3) Real Time: Your sounder generates the picture on the right side of the screen and sends it left, one line of data at a time. The picture crawls across the screen at whatever speed the advance is set for, and ultimately draws out what was, or is, under the boat. If you are on anchor or tied to the dock, the whole picture shows what's under the boat. If you are under way and moving, most of the picture will be history, as far as what was under the boat. Remember, only the lines drawn at the far right show the real time of what is directly under the boat

4) The A-Scope: One of the most common questions I get in seminars has to do with what the A-Scope is and how to use it. I can certainly relate to the frustration, as in one manual for a very expensive sounder the factory definition says, “The A-Scope displays echoes at each transmission with amplitude and tone proportional to their intensities.” Some definition! It's no wonder many users never take the time to figure it out. It's actually relatively simple to understand A-Scope and very helpful to use.

When you turn on the A-Scope function, you split the screen into the regular display with the A-Scope on the right side. In the A-Scope section, what you see is an expanded version of each line of transmission. The colors parallel the ones your meter is using, that part is the same. In the definition, the word amplitude refers to the width of the display, with the darker colors (stronger echoes) being much wider than the weaker echoes.

With the A-Scope on, two things happen: Since each line is expanded to almost an inch wide, you get instantaneous information about what is under the boat without having to wait as the unit draws out the picture line by line. You get a fascinating kaleidoscope of moving color that is fun to watch no matter what's on the screen.
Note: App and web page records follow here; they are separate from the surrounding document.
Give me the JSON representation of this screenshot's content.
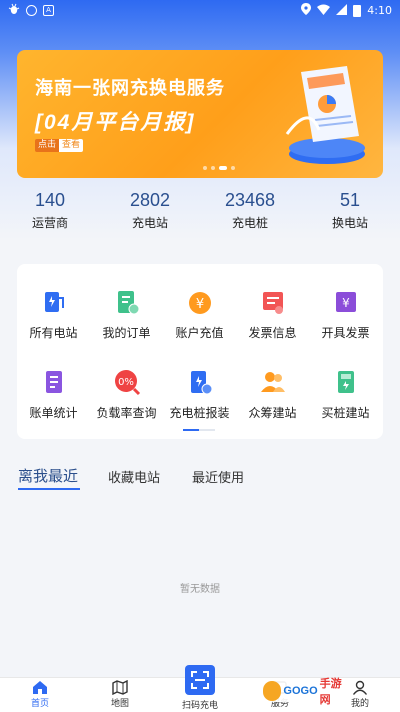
{
  "status_bar": {
    "left_icons": [
      "bug-icon",
      "circle-app-icon",
      "a-notification-icon"
    ],
    "right_icons": [
      "location-icon",
      "wifi-icon",
      "signal-icon",
      "battery-icon"
    ],
    "time": "4:10"
  },
  "banner": {
    "title": "海南一张网充换电服务",
    "subtitle": "[04月平台月报]",
    "tag_left": "点击",
    "tag_right": "查看",
    "slide_count": 4,
    "active_slide": 3
  },
  "stats": [
    {
      "value": "140",
      "label": "运营商"
    },
    {
      "value": "2802",
      "label": "充电站"
    },
    {
      "value": "23468",
      "label": "充电桩"
    },
    {
      "value": "51",
      "label": "换电站"
    }
  ],
  "menu": {
    "items": [
      {
        "label": "所有电站",
        "icon": "charging-station-icon",
        "color": "#2f6df2"
      },
      {
        "label": "我的订单",
        "icon": "order-icon",
        "color": "#3fc18b"
      },
      {
        "label": "账户充值",
        "icon": "yuan-coin-icon",
        "color": "#ff9a1f"
      },
      {
        "label": "发票信息",
        "icon": "invoice-icon",
        "color": "#f25555"
      },
      {
        "label": "开具发票",
        "icon": "issue-invoice-icon",
        "color": "#8b4dd9"
      },
      {
        "label": "账单统计",
        "icon": "bill-stats-icon",
        "color": "#8a55e0"
      },
      {
        "label": "负载率查询",
        "icon": "percent-icon",
        "color": "#ef4343"
      },
      {
        "label": "充电桩报装",
        "icon": "pile-install-icon",
        "color": "#2f6df2"
      },
      {
        "label": "众筹建站",
        "icon": "crowdfund-users-icon",
        "color": "#ff9a1f"
      },
      {
        "label": "买桩建站",
        "icon": "buy-pile-icon",
        "color": "#3fc18b"
      }
    ],
    "page_count": 2,
    "active_page": 1
  },
  "tabs": [
    {
      "label": "离我最近",
      "active": true
    },
    {
      "label": "收藏电站",
      "active": false
    },
    {
      "label": "最近使用",
      "active": false
    }
  ],
  "empty_text": "暂无数据",
  "bottom_nav": [
    {
      "label": "首页",
      "icon": "home-icon",
      "active": true
    },
    {
      "label": "地图",
      "icon": "map-icon",
      "active": false
    },
    {
      "label": "扫码充电",
      "icon": "scan-icon",
      "active": false
    },
    {
      "label": "服务",
      "icon": "service-icon",
      "active": false
    },
    {
      "label": "我的",
      "icon": "user-icon",
      "active": false
    }
  ],
  "watermark": {
    "text_a": "GOGO",
    "text_b": "手游网"
  },
  "colors": {
    "primary": "#2e6af2",
    "banner": "#ffa82a",
    "stat_number": "#2a4f8f"
  }
}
I love the A-Scope function and use its instant access to real-time data as a constant reference.

5) Colors: Whether your machine displays only 8 or 64 colors, the basic principle is the same, the weaker targets are displayed in the softer blue, green and yellow scheme while the harder targets get into the oranges, reds and dark reds to nearly black. This makes it easy to distinguish between the pale pastel blue of a squid mark and the heavy dark-red display you'll see from the dense body and large air bladder of a big sea bass.

6) White Marker: Here's where the color setup gets fine-tuned. The white marker function let's you manually select one color to change to bright white. I usually select the darkest color since that is the one the machine uses to draw the actual bottom (and the bigger sea bass).

"By turning the bottom into stark, bright white, anything on or slightly above the bottom becomes very easy to distinguish from the actual bottom. This makes the white marker a very helpful feature!"

7) Advance Speed: Most of the newer meters use one of two displays to indicate the movement of the picture across the screen. Some use numbers on a scale to show speed, usually from one to six. The higher the number the faster the speed will be. Others use a fractional display like 1/4 or 1/2 which means, respectively, one line of data drawn for four actual transmissions from the transducer or one line for two transmissions.

Get the display moving too fast (2/1) and the picture becomes too spread out. Run it too slow (1/8) and the picture becomes too compressed to see good bottom and fish detail. I usually run my meter in the 1/2 position for a good representation our underwater environment.


8) Worms: These are one of my favorite sights when sea bass fishing. They might actually bring a rare smile to my face, as its usually just a short time thereafter and the rods start bending! The actual mechanism that spots the worm is simple enough. With the boat anchored and stationary, a slow moving fish that takes up residence in the beam for a long period of time will display continuously on the screen. As the boat rises and falls in the swells, the mark appears to undulate, and it looks like a worm on the screen.

sand bass

Sand bass on the local grounds often will mark like this, as will barracuda at times. Sea bass make classic, very distinctive worms as they will hang under a boat for long periods of time. Additionally, when they are on the move they often get in a line of several fish, following closely — nose to tail — in a chain.

Every sounder is a bit different and the new machines out there offer even more functionality, but the eight topics mentioned in this article represent the most commonly asked questions I hear. If you want to attend a seminar to get more details and see some great sounder shots, check the schedule on our website, www.PacificEdgeTackle.com.



Well-known California captain, writer, speaker and tackle shop owner, Capt. Mark Wisch has been helping anglers catch fish along the West Coast for decades. As an author, Mark has written three books, including “Between Two and Twenty Fathoms,” “In The Gray” and “Lessons from a Lifetime on the Water.” He's currently working on his fourth book, “Way Out West, a Private Boaters Guide to Fishing Offshore Waters.” Mark owns and operates Pacific Edge Tackle (www.pacificedgetackle.com) and manufactures a complete line of live bait tanks. He also specializes in outfitting sport-fishing boats with electronics and fishing equipment. Mark graduated from Cal Poly, Pomona, with a degree in marketing and currently resides in Huntington Beach, California, with his wife Chris and their dog Emma.